(Dataset rows describing interfaces)
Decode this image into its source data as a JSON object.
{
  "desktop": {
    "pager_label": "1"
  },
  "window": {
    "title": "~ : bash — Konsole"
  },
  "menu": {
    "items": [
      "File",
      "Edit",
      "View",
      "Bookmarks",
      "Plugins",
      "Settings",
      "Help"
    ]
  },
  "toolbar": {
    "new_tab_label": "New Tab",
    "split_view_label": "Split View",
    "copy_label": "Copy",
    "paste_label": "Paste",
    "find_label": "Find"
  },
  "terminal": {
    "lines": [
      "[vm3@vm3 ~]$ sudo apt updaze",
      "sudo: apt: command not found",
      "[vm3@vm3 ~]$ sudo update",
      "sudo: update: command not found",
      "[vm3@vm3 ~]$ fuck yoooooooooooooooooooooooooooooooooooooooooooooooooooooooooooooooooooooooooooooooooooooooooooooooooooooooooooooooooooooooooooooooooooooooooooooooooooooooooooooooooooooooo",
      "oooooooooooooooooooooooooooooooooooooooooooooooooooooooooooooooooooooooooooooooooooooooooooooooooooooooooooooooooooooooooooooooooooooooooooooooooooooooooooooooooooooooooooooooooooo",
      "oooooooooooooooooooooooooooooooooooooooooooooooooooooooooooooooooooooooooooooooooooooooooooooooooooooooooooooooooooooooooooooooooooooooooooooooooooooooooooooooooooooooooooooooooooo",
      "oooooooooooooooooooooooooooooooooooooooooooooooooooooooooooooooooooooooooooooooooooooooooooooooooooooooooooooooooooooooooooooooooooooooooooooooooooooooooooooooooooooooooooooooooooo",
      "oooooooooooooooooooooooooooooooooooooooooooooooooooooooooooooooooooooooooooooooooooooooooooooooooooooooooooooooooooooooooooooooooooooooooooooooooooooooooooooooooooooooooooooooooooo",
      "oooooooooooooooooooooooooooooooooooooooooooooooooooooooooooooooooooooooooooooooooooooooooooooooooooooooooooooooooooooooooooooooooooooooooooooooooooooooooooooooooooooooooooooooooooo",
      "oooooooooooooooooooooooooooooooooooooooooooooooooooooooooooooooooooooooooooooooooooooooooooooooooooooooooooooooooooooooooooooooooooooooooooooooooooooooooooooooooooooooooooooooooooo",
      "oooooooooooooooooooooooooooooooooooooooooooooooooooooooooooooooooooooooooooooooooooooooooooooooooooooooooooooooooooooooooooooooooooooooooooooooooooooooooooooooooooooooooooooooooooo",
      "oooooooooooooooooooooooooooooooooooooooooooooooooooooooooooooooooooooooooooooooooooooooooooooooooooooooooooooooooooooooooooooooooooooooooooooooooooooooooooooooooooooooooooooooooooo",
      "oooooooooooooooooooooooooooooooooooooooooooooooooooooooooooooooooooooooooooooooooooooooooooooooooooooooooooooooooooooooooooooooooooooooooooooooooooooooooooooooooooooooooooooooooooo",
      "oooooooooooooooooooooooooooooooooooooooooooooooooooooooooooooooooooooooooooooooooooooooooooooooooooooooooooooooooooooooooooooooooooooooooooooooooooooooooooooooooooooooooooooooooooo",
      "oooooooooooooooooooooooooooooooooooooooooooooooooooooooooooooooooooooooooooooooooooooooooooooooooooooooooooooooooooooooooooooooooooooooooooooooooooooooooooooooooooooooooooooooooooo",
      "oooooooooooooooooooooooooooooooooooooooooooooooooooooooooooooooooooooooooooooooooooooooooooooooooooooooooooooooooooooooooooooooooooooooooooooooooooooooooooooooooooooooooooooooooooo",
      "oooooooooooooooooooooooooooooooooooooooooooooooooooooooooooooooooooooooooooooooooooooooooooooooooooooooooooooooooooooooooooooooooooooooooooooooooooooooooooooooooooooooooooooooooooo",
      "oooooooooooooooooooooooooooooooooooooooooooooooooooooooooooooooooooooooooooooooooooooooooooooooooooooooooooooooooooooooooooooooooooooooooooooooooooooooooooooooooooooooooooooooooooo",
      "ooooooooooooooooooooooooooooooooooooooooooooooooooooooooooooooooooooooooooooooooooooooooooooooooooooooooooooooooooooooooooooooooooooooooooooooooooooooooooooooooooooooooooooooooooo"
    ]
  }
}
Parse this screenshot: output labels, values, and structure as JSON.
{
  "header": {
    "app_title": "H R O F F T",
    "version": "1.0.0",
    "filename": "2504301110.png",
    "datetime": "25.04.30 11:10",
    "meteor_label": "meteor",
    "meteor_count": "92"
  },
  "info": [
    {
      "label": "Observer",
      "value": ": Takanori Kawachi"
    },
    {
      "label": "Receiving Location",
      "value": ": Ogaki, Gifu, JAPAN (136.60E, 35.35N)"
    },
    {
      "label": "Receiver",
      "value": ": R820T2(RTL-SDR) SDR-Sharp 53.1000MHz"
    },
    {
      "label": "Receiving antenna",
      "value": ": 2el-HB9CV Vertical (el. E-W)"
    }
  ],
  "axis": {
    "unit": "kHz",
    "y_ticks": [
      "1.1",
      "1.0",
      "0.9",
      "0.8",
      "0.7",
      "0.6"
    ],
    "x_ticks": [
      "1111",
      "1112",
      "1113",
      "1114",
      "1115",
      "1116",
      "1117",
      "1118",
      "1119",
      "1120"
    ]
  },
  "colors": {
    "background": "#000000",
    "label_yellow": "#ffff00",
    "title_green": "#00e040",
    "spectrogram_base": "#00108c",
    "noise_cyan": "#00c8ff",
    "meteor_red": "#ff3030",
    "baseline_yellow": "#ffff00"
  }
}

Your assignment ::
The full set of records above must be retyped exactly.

Result of the task ::
Decode this image into its source data as a JSON object.
{
  "desktop": {
    "pager_label": "1"
  },
  "window": {
    "title": "~ : bash — Konsole"
  },
  "menu": {
    "items": [
      "File",
      "Edit",
      "View",
      "Bookmarks",
      "Plugins",
      "Settings",
      "Help"
    ]
  },
  "toolbar": {
    "new_tab_label": "New Tab",
    "split_view_label": "Split View",
    "copy_label": "Copy",
    "paste_label": "Paste",
    "find_label": "Find"
  },
  "terminal": {
    "lines": [
      "[vm3@vm3 ~]$ sudo apt updaze",
      "sudo: apt: command not found",
      "[vm3@vm3 ~]$ sudo update",
      "sudo: update: command not found",
      "[vm3@vm3 ~]$ fuck yoooooooooooooooooooooooooooooooooooooooooooooooooooooooooooooooooooooooooooooooooooooooooooooooooooooooooooooooooooooooooooooooooooooooooooooooooooooooooooooooooooooooo",
      "oooooooooooooooooooooooooooooooooooooooooooooooooooooooooooooooooooooooooooooooooooooooooooooooooooooooooooooooooooooooooooooooooooooooooooooooooooooooooooooooooooooooooooooooooooo",
      "oooooooooooooooooooooooooooooooooooooooooooooooooooooooooooooooooooooooooooooooooooooooooooooooooooooooooooooooooooooooooooooooooooooooooooooooooooooooooooooooooooooooooooooooooooo",
      "oooooooooooooooooooooooooooooooooooooooooooooooooooooooooooooooooooooooooooooooooooooooooooooooooooooooooooooooooooooooooooooooooooooooooooooooooooooooooooooooooooooooooooooooooooo",
      "oooooooooooooooooooooooooooooooooooooooooooooooooooooooooooooooooooooooooooooooooooooooooooooooooooooooooooooooooooooooooooooooooooooooooooooooooooooooooooooooooooooooooooooooooooo",
      "oooooooooooooooooooooooooooooooooooooooooooooooooooooooooooooooooooooooooooooooooooooooooooooooooooooooooooooooooooooooooooooooooooooooooooooooooooooooooooooooooooooooooooooooooooo",
      "oooooooooooooooooooooooooooooooooooooooooooooooooooooooooooooooooooooooooooooooooooooooooooooooooooooooooooooooooooooooooooooooooooooooooooooooooooooooooooooooooooooooooooooooooooo",
      "oooooooooooooooooooooooooooooooooooooooooooooooooooooooooooooooooooooooooooooooooooooooooooooooooooooooooooooooooooooooooooooooooooooooooooooooooooooooooooooooooooooooooooooooooooo",
      "oooooooooooooooooooooooooooooooooooooooooooooooooooooooooooooooooooooooooooooooooooooooooooooooooooooooooooooooooooooooooooooooooooooooooooooooooooooooooooooooooooooooooooooooooooo",
      "oooooooooooooooooooooooooooooooooooooooooooooooooooooooooooooooooooooooooooooooooooooooooooooooooooooooooooooooooooooooooooooooooooooooooooooooooooooooooooooooooooooooooooooooooooo",
      "oooooooooooooooooooooooooooooooooooooooooooooooooooooooooooooooooooooooooooooooooooooooooooooooooooooooooooooooooooooooooooooooooooooooooooooooooooooooooooooooooooooooooooooooooooo",
      "oooooooooooooooooooooooooooooooooooooooooooooooooooooooooooooooooooooooooooooooooooooooooooooooooooooooooooooooooooooooooooooooooooooooooooooooooooooooooooooooooooooooooooooooooooo",
      "oooooooooooooooooooooooooooooooooooooooooooooooooooooooooooooooooooooooooooooooooooooooooooooooooooooooooooooooooooooooooooooooooooooooooooooooooooooooooooooooooooooooooooooooooooo",
      "oooooooooooooooooooooooooooooooooooooooooooooooooooooooooooooooooooooooooooooooooooooooooooooooooooooooooooooooooooooooooooooooooooooooooooooooooooooooooooooooooooooooooooooooooooo",
      "oooooooooooooooooooooooooooooooooooooooooooooooooooooooooooooooooooooooooooooooooooooooooooooooooooooooooooooooooooooooooooooooooooooooooooooooooooooooooooooooooooooooooooooooooooo",
      "ooooooooooooooooooooooooooooooooooooooooooooooooooooooooooooooooooooooooooooooooooooooooooooooooooooooooooooooooooooooooooooooooooooooooooooooooooooooooooooooooooooooooooooooooooo"
    ]
  }
}
Parse this screenshot: output labels, values, and structure as JSON.
{
  "header": {
    "app_title": "H R O F F T",
    "version": "1.0.0",
    "filename": "2504301110.png",
    "datetime": "25.04.30 11:10",
    "meteor_label": "meteor",
    "meteor_count": "92"
  },
  "info": [
    {
      "label": "Observer",
      "value": ": Takanori Kawachi"
    },
    {
      "label": "Receiving Location",
      "value": ": Ogaki, Gifu, JAPAN (136.60E, 35.35N)"
    },
    {
      "label": "Receiver",
      "value": ": R820T2(RTL-SDR) SDR-Sharp 53.1000MHz"
    },
    {
      "label": "Receiving antenna",
      "value": ": 2el-HB9CV Vertical (el. E-W)"
    }
  ],
  "axis": {
    "unit": "kHz",
    "y_ticks": [
      "1.1",
      "1.0",
      "0.9",
      "0.8",
      "0.7",
      "0.6"
    ],
    "x_ticks": [
      "1111",
      "1112",
      "1113",
      "1114",
      "1115",
      "1116",
      "1117",
      "1118",
      "1119",
      "1120"
    ]
  },
  "colors": {
    "background": "#000000",
    "label_yellow": "#ffff00",
    "title_green": "#00e040",
    "spectrogram_base": "#00108c",
    "noise_cyan": "#00c8ff",
    "meteor_red": "#ff3030",
    "baseline_yellow": "#ffff00"
  }
}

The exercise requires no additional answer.